--- Exercise aim ---
Below are the records; copy each line in which "icon" can be found.

--- Working data ---
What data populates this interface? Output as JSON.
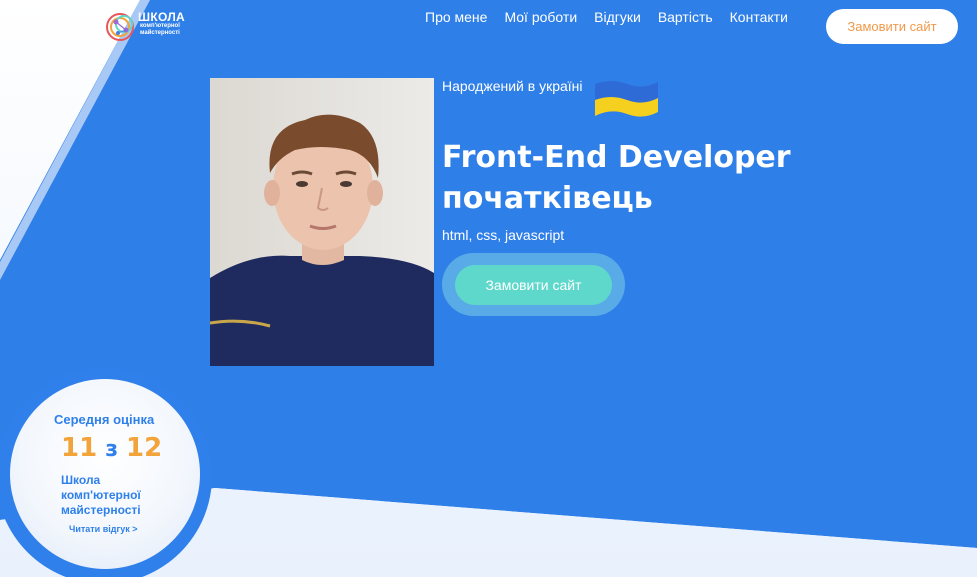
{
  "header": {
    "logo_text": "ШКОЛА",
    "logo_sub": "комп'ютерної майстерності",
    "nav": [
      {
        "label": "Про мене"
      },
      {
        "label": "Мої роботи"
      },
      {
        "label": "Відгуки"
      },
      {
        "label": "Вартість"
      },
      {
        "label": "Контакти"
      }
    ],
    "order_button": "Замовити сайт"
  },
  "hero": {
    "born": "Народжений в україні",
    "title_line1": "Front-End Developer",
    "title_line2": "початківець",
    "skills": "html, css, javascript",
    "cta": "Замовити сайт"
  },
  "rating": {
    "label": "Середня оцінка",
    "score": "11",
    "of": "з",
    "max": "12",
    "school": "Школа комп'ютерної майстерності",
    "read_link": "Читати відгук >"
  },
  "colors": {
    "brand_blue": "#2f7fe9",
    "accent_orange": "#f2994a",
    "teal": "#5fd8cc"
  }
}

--

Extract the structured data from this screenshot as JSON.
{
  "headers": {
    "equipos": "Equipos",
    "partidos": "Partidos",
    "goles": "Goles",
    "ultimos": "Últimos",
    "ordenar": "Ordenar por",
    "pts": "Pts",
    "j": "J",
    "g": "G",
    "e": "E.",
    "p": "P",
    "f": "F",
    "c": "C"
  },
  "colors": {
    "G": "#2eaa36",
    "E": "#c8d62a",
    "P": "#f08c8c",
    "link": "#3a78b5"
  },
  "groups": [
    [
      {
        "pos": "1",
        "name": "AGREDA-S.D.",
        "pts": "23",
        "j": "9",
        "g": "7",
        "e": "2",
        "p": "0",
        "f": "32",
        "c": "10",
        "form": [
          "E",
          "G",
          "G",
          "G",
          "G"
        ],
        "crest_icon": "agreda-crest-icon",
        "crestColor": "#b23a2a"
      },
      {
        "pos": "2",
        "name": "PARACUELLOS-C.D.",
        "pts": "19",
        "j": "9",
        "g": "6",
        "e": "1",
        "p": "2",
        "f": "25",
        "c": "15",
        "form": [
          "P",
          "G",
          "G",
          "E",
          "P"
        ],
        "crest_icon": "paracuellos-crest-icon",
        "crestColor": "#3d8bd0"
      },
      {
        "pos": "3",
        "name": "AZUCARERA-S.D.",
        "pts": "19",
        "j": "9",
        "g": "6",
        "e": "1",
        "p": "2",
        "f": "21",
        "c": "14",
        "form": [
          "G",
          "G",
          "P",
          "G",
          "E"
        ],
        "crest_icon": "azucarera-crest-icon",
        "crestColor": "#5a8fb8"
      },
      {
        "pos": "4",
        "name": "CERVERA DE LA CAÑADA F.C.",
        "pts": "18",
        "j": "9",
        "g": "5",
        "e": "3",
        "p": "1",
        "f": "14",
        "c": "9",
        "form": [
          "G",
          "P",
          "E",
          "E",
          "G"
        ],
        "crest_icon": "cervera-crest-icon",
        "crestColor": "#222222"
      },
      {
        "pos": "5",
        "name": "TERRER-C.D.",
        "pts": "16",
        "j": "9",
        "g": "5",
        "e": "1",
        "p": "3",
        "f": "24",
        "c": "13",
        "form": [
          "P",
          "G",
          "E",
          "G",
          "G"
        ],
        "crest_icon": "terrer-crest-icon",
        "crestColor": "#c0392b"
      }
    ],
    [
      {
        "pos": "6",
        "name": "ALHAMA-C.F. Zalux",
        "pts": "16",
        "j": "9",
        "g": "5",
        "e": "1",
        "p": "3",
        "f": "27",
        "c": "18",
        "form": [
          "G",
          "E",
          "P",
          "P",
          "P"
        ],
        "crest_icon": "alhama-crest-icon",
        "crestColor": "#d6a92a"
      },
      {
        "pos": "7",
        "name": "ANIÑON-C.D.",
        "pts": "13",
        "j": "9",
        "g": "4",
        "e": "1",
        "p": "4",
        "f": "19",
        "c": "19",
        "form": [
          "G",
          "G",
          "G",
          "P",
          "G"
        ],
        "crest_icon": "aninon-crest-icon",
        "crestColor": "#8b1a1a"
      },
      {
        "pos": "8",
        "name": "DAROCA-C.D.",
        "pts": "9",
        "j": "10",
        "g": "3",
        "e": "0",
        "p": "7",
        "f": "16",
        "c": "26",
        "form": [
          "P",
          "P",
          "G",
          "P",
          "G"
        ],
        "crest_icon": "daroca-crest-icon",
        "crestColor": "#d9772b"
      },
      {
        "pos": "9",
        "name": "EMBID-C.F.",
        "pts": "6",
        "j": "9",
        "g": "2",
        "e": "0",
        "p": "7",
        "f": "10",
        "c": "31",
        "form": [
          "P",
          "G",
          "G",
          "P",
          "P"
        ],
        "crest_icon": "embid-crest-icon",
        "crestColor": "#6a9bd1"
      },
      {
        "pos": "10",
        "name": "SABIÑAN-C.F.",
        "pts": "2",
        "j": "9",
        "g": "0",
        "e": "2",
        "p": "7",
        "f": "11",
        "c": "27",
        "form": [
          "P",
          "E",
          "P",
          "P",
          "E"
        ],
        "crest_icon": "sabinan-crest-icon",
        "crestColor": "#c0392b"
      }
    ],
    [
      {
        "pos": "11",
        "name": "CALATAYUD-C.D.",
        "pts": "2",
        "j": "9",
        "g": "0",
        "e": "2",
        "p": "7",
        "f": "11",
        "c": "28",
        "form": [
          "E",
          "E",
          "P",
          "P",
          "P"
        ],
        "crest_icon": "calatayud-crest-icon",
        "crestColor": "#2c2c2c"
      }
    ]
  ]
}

--- Your solution ---
        "crest_icon": "agreda-crest-icon",
        "crest_icon": "paracuellos-crest-icon",
        "crest_icon": "azucarera-crest-icon",
        "crest_icon": "cervera-crest-icon",
        "crest_icon": "terrer-crest-icon",
        "crest_icon": "alhama-crest-icon",
        "crest_icon": "aninon-crest-icon",
        "crest_icon": "daroca-crest-icon",
        "crest_icon": "embid-crest-icon",
        "crest_icon": "sabinan-crest-icon",
        "crest_icon": "calatayud-crest-icon",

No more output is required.